Will future high school athletes get more practice at bake sales than batting? At car washes than buckets? At recycling cans than running for touchdowns?
Do we want to privatize junior high and high school sports in the same way we are considering privatizing air traffic control, Social Security and school cafeterias, liquor sales, public lands and prisons, national parks and nursery schools, water even?
The battle over privatization is on. A recent front page story in The Observer (Baseball, strike for Enterprise schools? Jan. 6) discusses a cooperative agreement between Enterprise and Joseph school districts to offer privately funded baseball. Enterprise's golf and track programs are already funded privately. And Sports Editor Pierre LaBossierre's column on Thursday discusses the La Grande School District's decision, with Oregon's economy sagging and tax revenues declining, to cut funding for middle school sports, with the Optimists stepping up to manage the program for the next year. Then what?

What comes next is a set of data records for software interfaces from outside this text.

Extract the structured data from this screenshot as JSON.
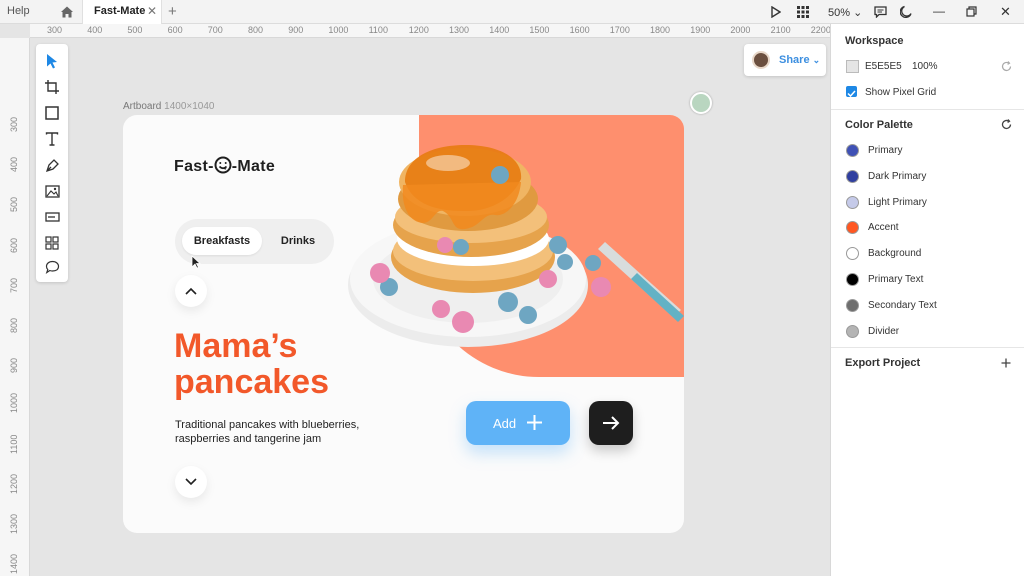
{
  "titlebar": {
    "help": "Help",
    "tab_title": "Fast-Mate",
    "tab_close": "✕",
    "new_tab": "+",
    "zoom": "50%"
  },
  "rulers": {
    "top": [
      "300",
      "400",
      "500",
      "600",
      "700",
      "800",
      "900",
      "1000",
      "1100",
      "1200",
      "1300",
      "1400",
      "1500",
      "1600",
      "1700",
      "1800",
      "1900",
      "2000",
      "2100",
      "2200"
    ],
    "left": [
      "300",
      "400",
      "500",
      "600",
      "700",
      "800",
      "900",
      "1000",
      "1100",
      "1200",
      "1300",
      "1400"
    ]
  },
  "canvas": {
    "artboard_label": "Artboard",
    "artboard_size": "1400×1040",
    "share": "Share"
  },
  "artboard": {
    "logo_left": "Fast-",
    "logo_right": "-Mate",
    "tabs": [
      "Breakfasts",
      "Drinks"
    ],
    "headline_1": "Mama’s",
    "headline_2": "pancakes",
    "description_1": "Traditional pancakes with blueberries,",
    "description_2": "raspberries and tangerine jam",
    "add_label": "Add"
  },
  "panel": {
    "workspace_title": "Workspace",
    "bg_hex": "E5E5E5",
    "bg_opacity": "100%",
    "pixel_grid_label": "Show Pixel Grid",
    "pixel_grid_checked": true,
    "palette_title": "Color Palette",
    "palette": [
      {
        "name": "Primary",
        "color": "#3f51b5"
      },
      {
        "name": "Dark Primary",
        "color": "#303f9f"
      },
      {
        "name": "Light Primary",
        "color": "#c5cae9"
      },
      {
        "name": "Accent",
        "color": "#ff5722"
      },
      {
        "name": "Background",
        "color": "#ffffff"
      },
      {
        "name": "Primary Text",
        "color": "#000000"
      },
      {
        "name": "Secondary Text",
        "color": "#6e6e6e"
      },
      {
        "name": "Divider",
        "color": "#b4b4b4"
      }
    ],
    "export_title": "Export Project"
  },
  "colors": {
    "accent": "#f2582a",
    "blob": "#fe8f6e",
    "add_button": "#5fb3f7",
    "share_text": "#3d8fe0"
  }
}
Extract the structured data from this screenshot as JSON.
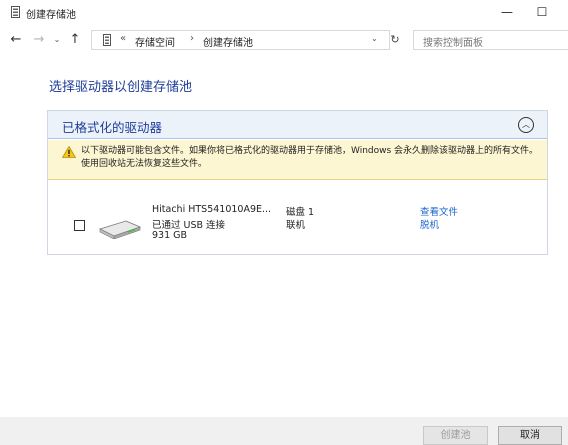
{
  "window": {
    "title": "创建存储池",
    "minimize_label": "—",
    "maximize_label": "☐"
  },
  "address": {
    "overflow": "«",
    "crumbs": [
      "存储空间",
      "创建存储池"
    ],
    "separator": "›",
    "search_placeholder": "搜索控制面板"
  },
  "main": {
    "heading": "选择驱动器以创建存储池",
    "panel_title": "已格式化的驱动器",
    "warning_text": "以下驱动器可能包含文件。如果你将已格式化的驱动器用于存储池，Windows 会永久删除该驱动器上的所有文件。使用回收站无法恢复这些文件。",
    "drives": [
      {
        "name": "Hitachi HTS541010A9E...",
        "connection": "已通过 USB 连接",
        "size": "931 GB",
        "disk": "磁盘 1",
        "state": "联机",
        "link_view": "查看文件",
        "link_offline": "脱机",
        "checked": false
      }
    ]
  },
  "footer": {
    "create_label": "创建池",
    "cancel_label": "取消"
  },
  "colors": {
    "heading": "#1f3d99",
    "link": "#1a66cc",
    "warning_bg": "#fdf6d3",
    "panel_header_bg": "#ecf2fa"
  }
}
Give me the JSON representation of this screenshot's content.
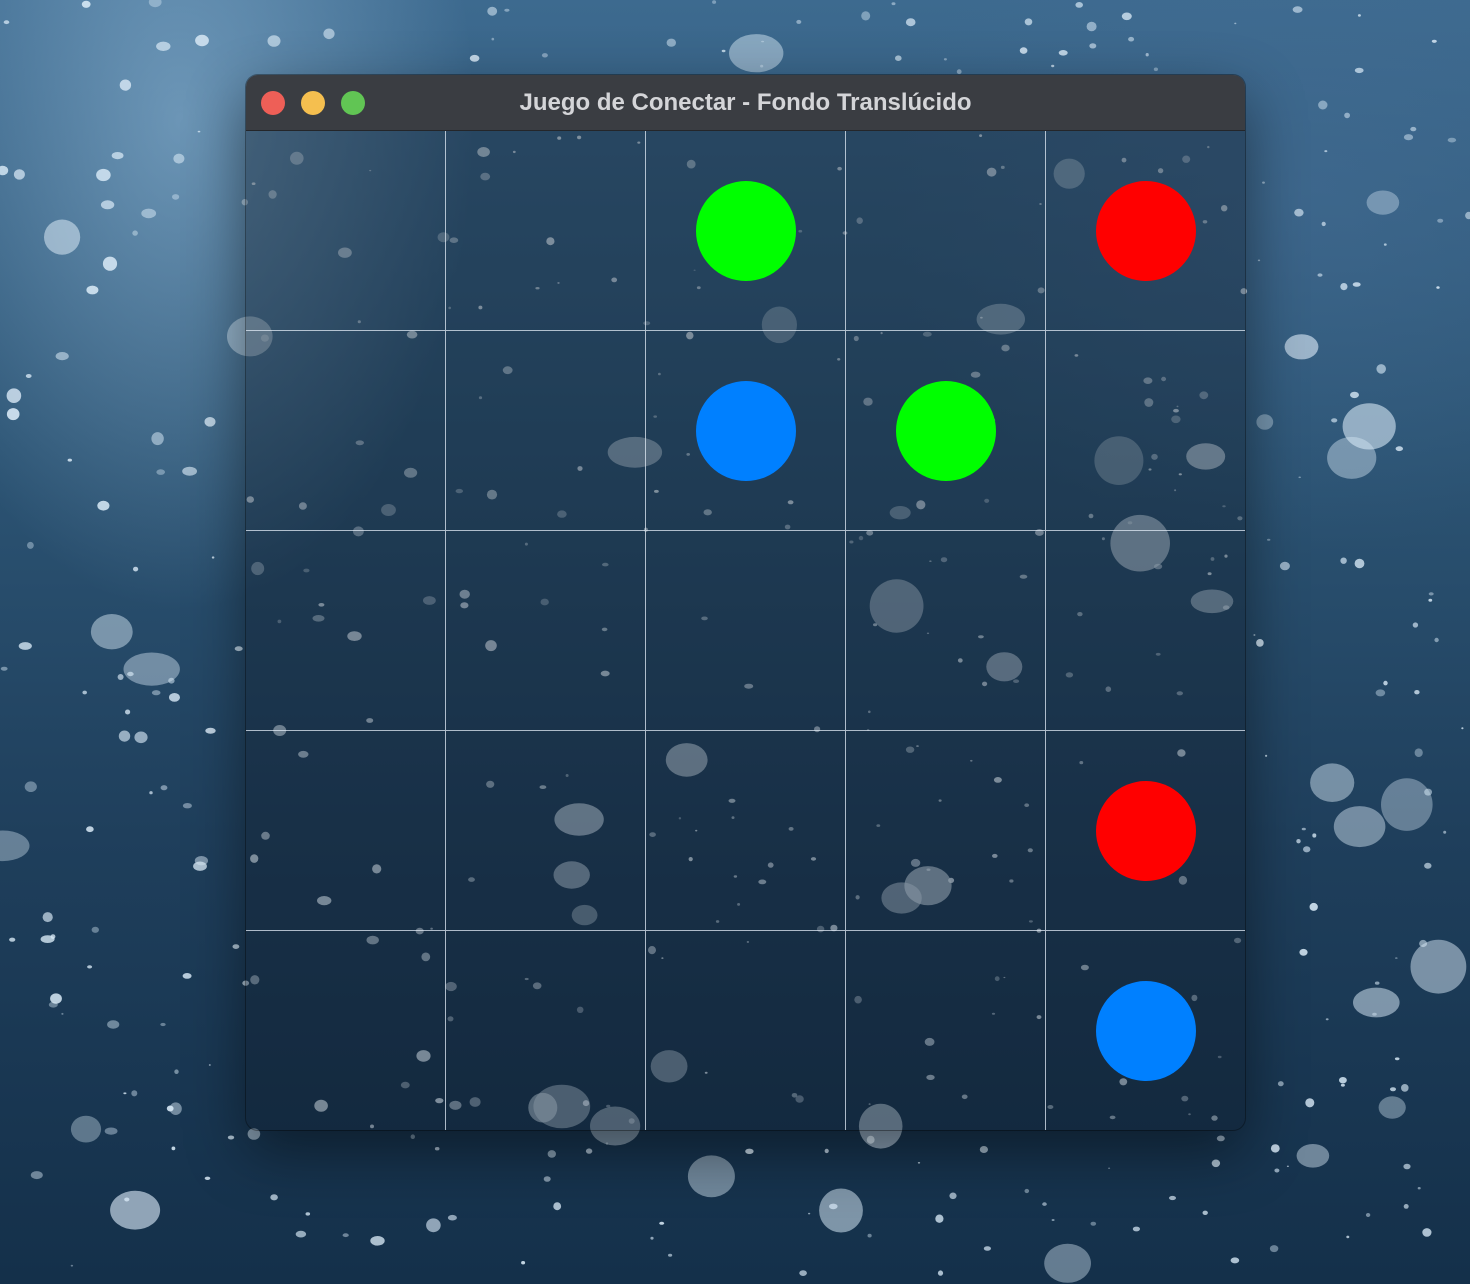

It's sad that high school and middle school sports programs have come to this, and we salute those who have stepped in to save these essential programs.
Privatization on its face sounds great. Save the taxpayer loads of money. Run things more efficiently. In reality, some towns find people to step up, other towns do not. Take the referendum in Burns to fund high school sports, which failed, at a time when sports is putting Burns on the map with quarterback Kellen Clemens starring at the University of Oregon.
Face it, there is much more to education than the three Rs. Extracurricular activities from band and theater to sports and cheerleading also play important roles in teaching children crucial lessons in life: sportsmanship, team play, leadership. Athletes learn how to handle losses and victories gracefully, and that translates into success as adults.
If Measure 30 fails on Feb. 3, it is one more symptom of the collapse of the common good. The defeat would put local high school sports in jeopardy, with more privatization following. Fewer sporting opportunities would translate into fewer leaders, fewer men and women of character and confidence, fewer community builders. It's one reason that in the long run, a vote for Measure 30 would save the taxpayer money.
GET EDUCATED ON 30
Don't let someone else decide Measure 30 for you. The temporary tax hike will be on Oregon's ballot Feb. 3. The Voters' Pamphlet that will be arriving soon includes 75 arguments pro and con.
And although the local forum on Measure 30 fell through because of the weather and too many schedule conflicts to reschedule, there is an alternative. Oregon Public Broadcasting will present a program on Measure 30 at 8 p.m. Wednesday.
Get the facts, weigh them carefully and make up your own mind.